▶ Records provided
>>>

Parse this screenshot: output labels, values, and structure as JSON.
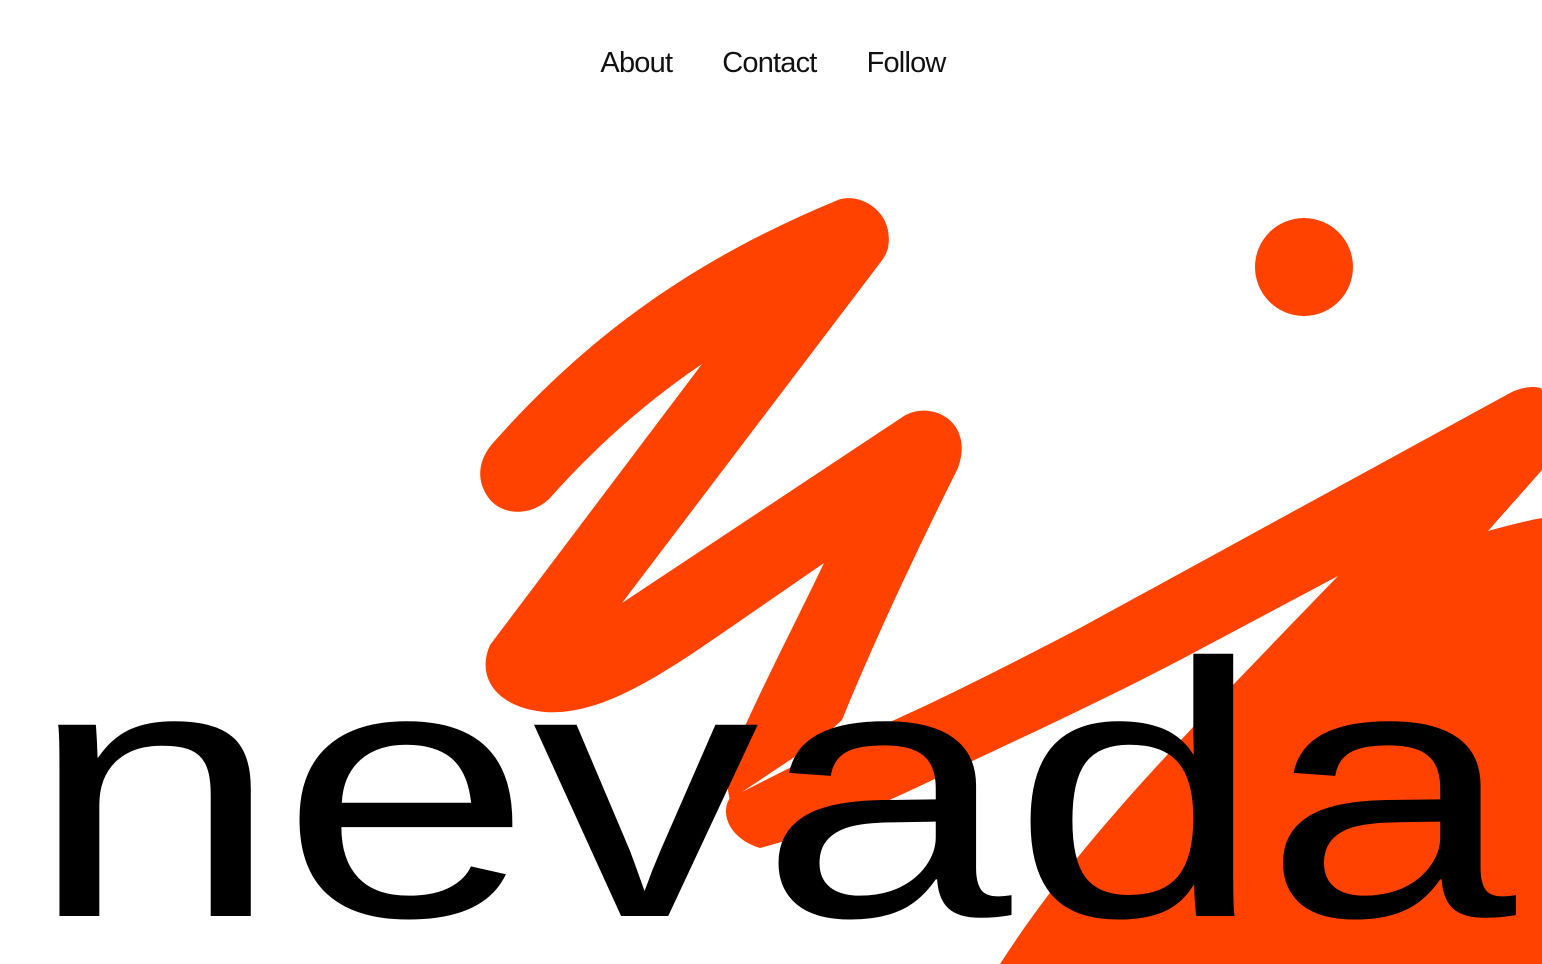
{
  "nav": {
    "items": [
      {
        "label": "About"
      },
      {
        "label": "Contact"
      },
      {
        "label": "Follow"
      }
    ]
  },
  "hero": {
    "wordmark": "nevada"
  },
  "colors": {
    "accent": "#FF4200",
    "text": "#000000",
    "background": "#FFFFFF"
  }
}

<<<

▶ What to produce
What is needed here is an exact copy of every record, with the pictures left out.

▶ Completed task
Parse this screenshot: output labels, values, and structure as JSON.
{
  "nav": {
    "items": [
      {
        "label": "About"
      },
      {
        "label": "Contact"
      },
      {
        "label": "Follow"
      }
    ]
  },
  "hero": {
    "wordmark": "nevada"
  },
  "colors": {
    "accent": "#FF4200",
    "text": "#000000",
    "background": "#FFFFFF"
  }
}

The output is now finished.